As we said from the outset, abolition is all about local decisions being arrived at locally and democratically and I think that the London boroughs have shown through their Richmond scheme that they are well able to rise to the challenge. Despite the hon. Member's predictions of chaos and widespread disaster, I think that the worries about successor authorities failing to provide substantial funding can now be discarded and that once the dust has settled we will see the voluntary sector continuing to flourish.
The hon. Gentleman also mentioned the arts. I can predict a much less gloomy future than has been claimed. Once again, we have stuck to our undertaking to provide the resources that the GLC and MCCs would have had, and we have gone further in providing £43 million in additional central funding, including £25 million to the Arts Council for the performing arts. Here, too, the successor authorities are showing that they are well up to the task. Westminster city council has, for example, offered grants approaching £3 million, including £2·2 million to the English National Opera and the London Festival Ballet, while the Arts Council has established the South Bank board to run the whole arts complex. I am fully confident that the South Bank will flourish under its management.
Opposition Members may claim that the new South Bank board is only one of a whole host of new bodies that we have had to establish to take on the GLC's responsibilities, but even that claim does not stand up to close examination. The Arts Council is hardly a new organisation, nor is the Thames water authority which will be taking over land drainage and flood protection which are already water authority functions outside London. The Historic Buildings and Monuments Commission and the Royal Commission on Historical Monuments, which will also be taking on new responsibilities, were not born out of the Local Government Act 1985. What we have are the new ILEA, the London Fire and Civil Defence Authority and the London waste regulation and disposal authorities—hardly a host, even counting the London residuary body, which is of course a purely temporary organisation needed to wind up the affairs of the GLC.
I do not say that winding up the GLC and the MCCs will be easy. It will be more difficult perhaps than it should have been because of the obstructive behaviour which persisted far too long and was encouraged by the hon. Member for Newham, North-West. I am sure that he will be devoting his considerable energies to publicising any and every little thing that he believes does not go smoothly. But the problems will be transitional and will be resolved. What remains will be a streamlined structure with the borough councils taking their proper place in London's local government. They will show that they do not need the GLC, and their ratepayers will reap the benefits.

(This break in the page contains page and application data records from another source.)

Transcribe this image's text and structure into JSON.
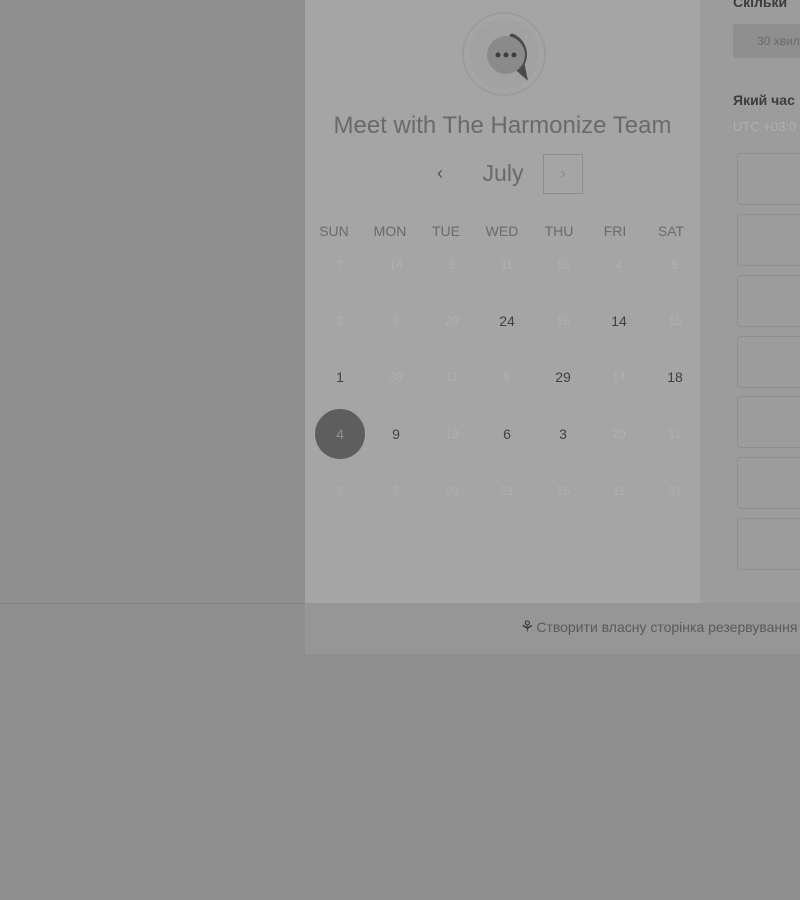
{
  "meeting": {
    "title": "Meet with The Harmonize Team",
    "avatar_icon": "chat-bubble-icon"
  },
  "calendar": {
    "month": "July",
    "prev_icon": "chevron-left-icon",
    "next_icon": "chevron-right-icon",
    "prev_glyph": "‹",
    "next_glyph": "›",
    "weekdays": [
      "SUN",
      "MON",
      "TUE",
      "WED",
      "THU",
      "FRI",
      "SAT"
    ],
    "weeks": [
      [
        {
          "d": "7",
          "s": "off"
        },
        {
          "d": "14",
          "s": "off"
        },
        {
          "d": "5",
          "s": "off"
        },
        {
          "d": "11",
          "s": "off"
        },
        {
          "d": "18",
          "s": "off"
        },
        {
          "d": "4",
          "s": "off"
        },
        {
          "d": "5",
          "s": "off"
        }
      ],
      [
        {
          "d": "3",
          "s": "off"
        },
        {
          "d": "9",
          "s": "off"
        },
        {
          "d": "20",
          "s": "off"
        },
        {
          "d": "24",
          "s": "on"
        },
        {
          "d": "16",
          "s": "off"
        },
        {
          "d": "14",
          "s": "on"
        },
        {
          "d": "15",
          "s": "off"
        }
      ],
      [
        {
          "d": "1",
          "s": "on"
        },
        {
          "d": "30",
          "s": "off"
        },
        {
          "d": "11",
          "s": "off"
        },
        {
          "d": "8",
          "s": "off"
        },
        {
          "d": "29",
          "s": "on"
        },
        {
          "d": "14",
          "s": "off"
        },
        {
          "d": "18",
          "s": "on"
        }
      ],
      [
        {
          "d": "4",
          "s": "selected"
        },
        {
          "d": "9",
          "s": "on"
        },
        {
          "d": "19",
          "s": "off"
        },
        {
          "d": "6",
          "s": "on"
        },
        {
          "d": "3",
          "s": "on"
        },
        {
          "d": "20",
          "s": "off"
        },
        {
          "d": "12",
          "s": "off"
        }
      ],
      [
        {
          "d": "7",
          "s": "off"
        },
        {
          "d": "2",
          "s": "off"
        },
        {
          "d": "20",
          "s": "off"
        },
        {
          "d": "21",
          "s": "off"
        },
        {
          "d": "15",
          "s": "off"
        },
        {
          "d": "11",
          "s": "off"
        },
        {
          "d": "31",
          "s": "off"
        }
      ]
    ]
  },
  "side": {
    "duration_heading": "Скільки",
    "duration_value": "30 хвил",
    "time_heading": "Який час",
    "timezone": "UTC +03:0"
  },
  "footer": {
    "link_icon": "sprocket-icon",
    "link_text": "Створити власну сторінка резервування"
  },
  "colors": {
    "overlay": "#8e8e8e",
    "selected_day": "#5e5e5e"
  }
}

In a very short time people will be asking what all the fuss was about. Indeed, even now, after all their initial fervour, all that the Opposition can manage in the final week of Parliament is a half-hour Adjournment debate initiated by the hon. Member for Newham, North-West. That just shows that the GLC is going out, not with a bang, but with a whine and a whinge and a contribution from the most political chairman of the GLC that we have ever seen.